- Birmingham Symphony Hall Singing with the British ParaOrchestra and the Birmingham Symphony Orchestra
- BBC6 Music Festival Singing a duet with Jarvis Cocker
- Birmingham Rep, Nottingham Playhouse, Yorkshire Playhouse, New Wolsey Theatre Playing Mrs. Peachum in Graeae Theatre’s production of Kurt Weill's "Threepenny Opera"
Her television appearances include:
- Sky Arts Channel - Charles Hazelwood’s documentary “Beethoven and Me”
- Amazon Prime - Film documentary by Michael House - “Braille Music”
- BBC1 - The One Show and All Together Now
- Channel 4 - The Last Leg
Victoria also performs for corporate and private functions, at venues including The Kensington Palace Gallery, Theatre Royal Drury Lane, The Queen Elizabeth Hall, the Clothworker’s Hall, The Ferrari Museum in Modena, and the Agip Recital Hall in Lagos, Nigeria.
Victoria's work has attracted media interest, including Attitude TV, the world's leading provider of television content about the lives of people living with disabilities. She was the subject of two documentaries - The Soprano’s Colourful Sounds and Victoria’s Kiwi Adventure. She was then invited to Auckland-New Zealand to sing for the Attitude Trust Awards Night where she was accompanied by the Royal Navy Brass Band.
Early Years & Education
Victoria started singing at the age of eight after having piano lessons for over two years. Under the tutorship of music teacher Mr John Yekini, she developed her singing and was soon presented with the Pacelli School ensemble to perform at various national charity events in venues such as the National Art Theatre, and the MUSON Centre in Nigeria.
Victoria gained admission to Queen's College, Lagos where she started classical singing lessons with Miss Ada, the school’s music teacher. She performed as part of the Musical Society of Nigeria's Lunchtime Concert Series for young musicians.
On moving to England Victoria attended New College Worcester, where she obtained A-levels in English, Sociology, and Music. She also started classical singing lessons with Amanda Ballard, a distinguished recitalist and teacher of singing in Worcester. Victoria also continued piano lessons with Angela Allard, a concert pianist from the Birmingham Conservatoire.
During her time at the College, she performed with her school choir in the Birmingham Symphony Hall, Worchester Cathedral, Huntingdon Hall, and the Queen Elizabeth Hall. She also gave recitals at the Eastnor Castle and St. Martins Church Worcester.
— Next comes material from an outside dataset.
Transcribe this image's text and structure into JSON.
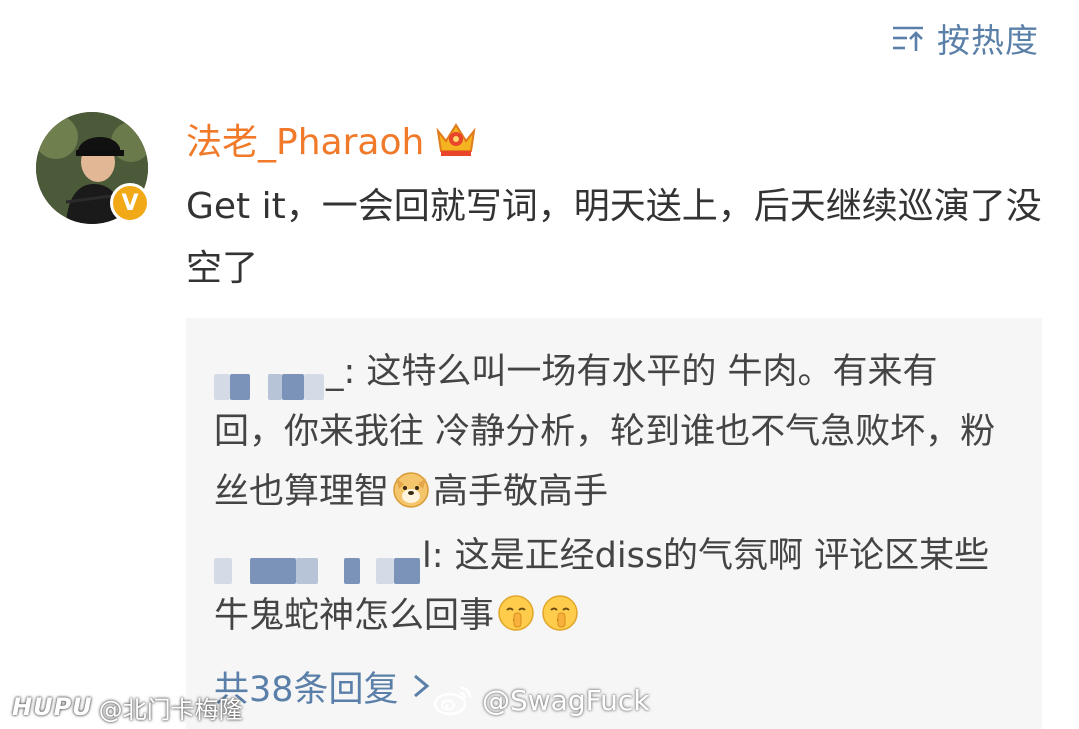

In 2001, Victoria gained admission to Trinity College of Music (TCM) where she acquired her Bachelor of Music degree, then subsequently passed her Postgraduate with distinction. During her undergraduate years, Victoria was featured in the College's lunchtime concert series and performed various choral works with the TCM Choir. Such works included Britten's War Requiem, Tippet's Child of Our Time, and Tallis's Speminalium.
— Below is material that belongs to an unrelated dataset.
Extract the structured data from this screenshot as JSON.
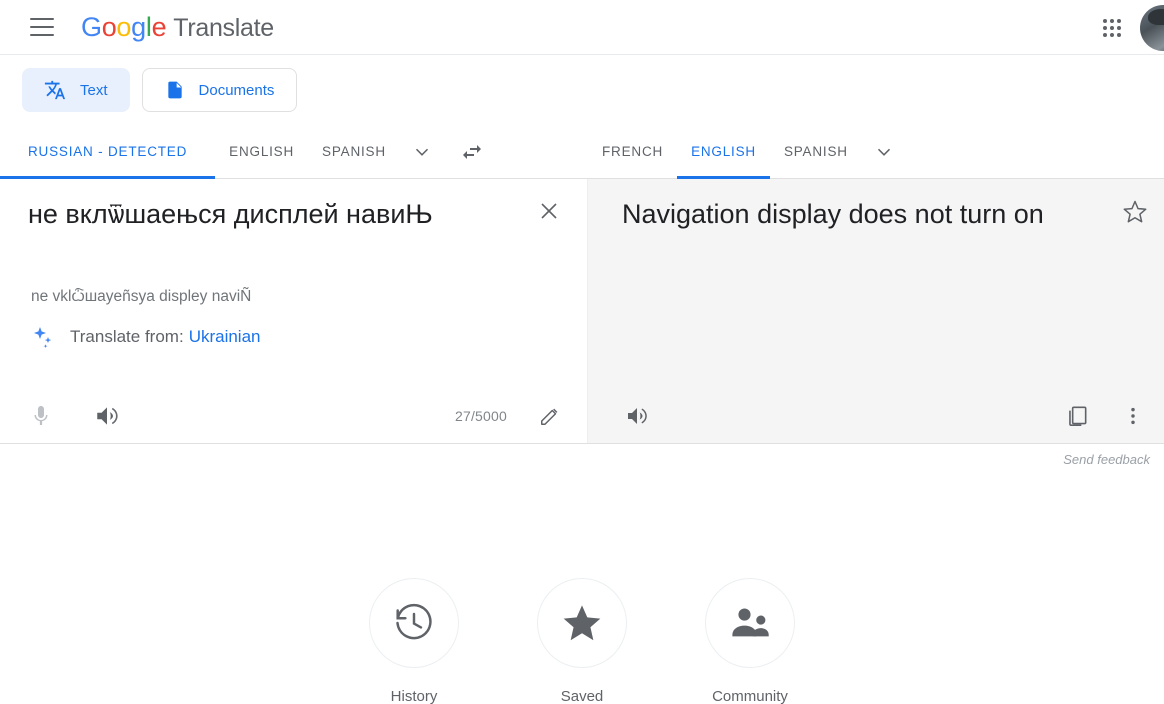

Her first opera role was that of the consultant in David Johnston's “Sorry False Alarm.” Victoria was also involved in outreach projects aimed at bringing music to the community, often running singing workshops and assisting classroom music teachers.
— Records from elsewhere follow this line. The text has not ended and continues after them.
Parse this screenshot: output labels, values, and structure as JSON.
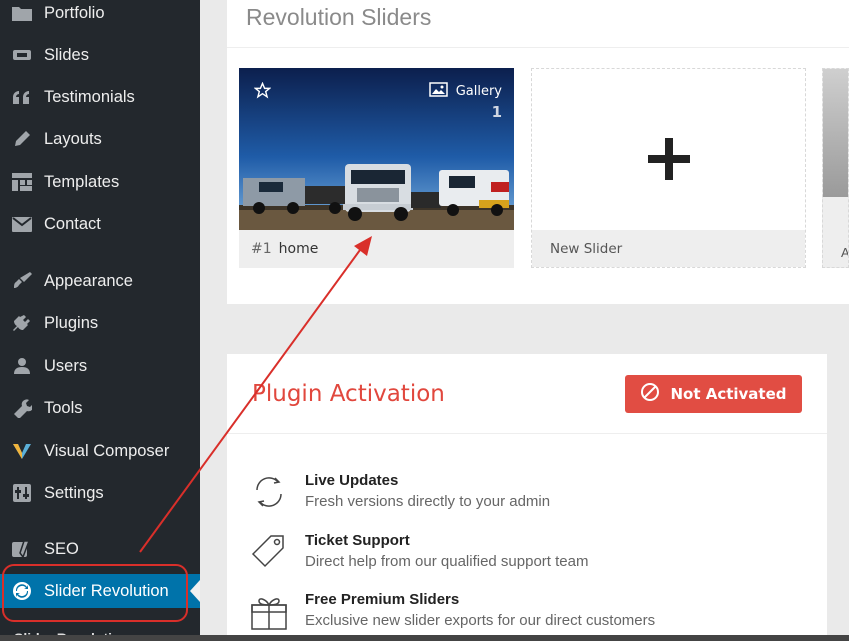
{
  "sidebar": {
    "items": [
      {
        "label": "Portfolio",
        "icon": "folder-icon"
      },
      {
        "label": "Slides",
        "icon": "slides-icon"
      },
      {
        "label": "Testimonials",
        "icon": "quote-icon"
      },
      {
        "label": "Layouts",
        "icon": "pencil-icon"
      },
      {
        "label": "Templates",
        "icon": "templates-icon"
      },
      {
        "label": "Contact",
        "icon": "mail-icon"
      },
      {
        "label": "Appearance",
        "icon": "brush-icon"
      },
      {
        "label": "Plugins",
        "icon": "plug-icon"
      },
      {
        "label": "Users",
        "icon": "user-icon"
      },
      {
        "label": "Tools",
        "icon": "wrench-icon"
      },
      {
        "label": "Visual Composer",
        "icon": "visual-composer-icon"
      },
      {
        "label": "Settings",
        "icon": "settings-icon"
      },
      {
        "label": "SEO",
        "icon": "seo-icon"
      },
      {
        "label": "Slider Revolution",
        "icon": "refresh-icon",
        "active": true
      }
    ],
    "submenu_label": "Slider Revolution"
  },
  "sliders": {
    "title": "Revolution Sliders",
    "cards": [
      {
        "number": "#1",
        "name": "home",
        "type": "Gallery",
        "count": "1"
      },
      {
        "label": "New Slider"
      },
      {
        "label": "A"
      }
    ]
  },
  "activation": {
    "title": "Plugin Activation",
    "status_button": "Not Activated",
    "features": [
      {
        "title": "Live Updates",
        "desc": "Fresh versions directly to your admin",
        "icon": "sync-icon"
      },
      {
        "title": "Ticket Support",
        "desc": "Direct help from our qualified support team",
        "icon": "tag-icon"
      },
      {
        "title": "Free Premium Sliders",
        "desc": "Exclusive new slider exports for our direct customers",
        "icon": "gift-icon"
      }
    ]
  },
  "colors": {
    "sidebar_bg": "#23282d",
    "active_bg": "#0073aa",
    "accent_red": "#e14d43",
    "annotation_red": "#d92f2a"
  }
}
Her professors for singing were John Wakefield, Alistair Young, and Linda Hirst.
Victoria spent most of her postgraduate years mastering her art as an opera singer.
Her professors were Wendy Eathorne, Robert Aldwinkle and Linda Hirst.
She also had masterclasses with celebrated tenors and sopranos such as Richard Jackson, Nick Clapton, Nick Searsens, Omar Ibrahim, Alison Wells and Mary King. Victoria took acting lessons with soprano and music psychologist Dr. Jane Davidson.
Victoria was keen to broaden her repertoire to include musical theatre and jazz. She enrolled on the TCM musical theatre course under the direction of Robert Purvis, and had jazz singing lessons with jazz singer Victoria Newton. She was featured in the TCM musical theatre showcases at Blackheath Halls where she performed songs from various shows with the TCM Orchestra.
Awards and Scholarships
- The Mark Plummer Award for hard work and fortitude
- The Fletcher Butcher Award for distinguished musicianship
- The Elizabeth Eagle Bott Memorial Scholarship
- The Newman Thomas Commonwealth Award for outstanding progress
- And the Eva Noreen Student Scholarship Award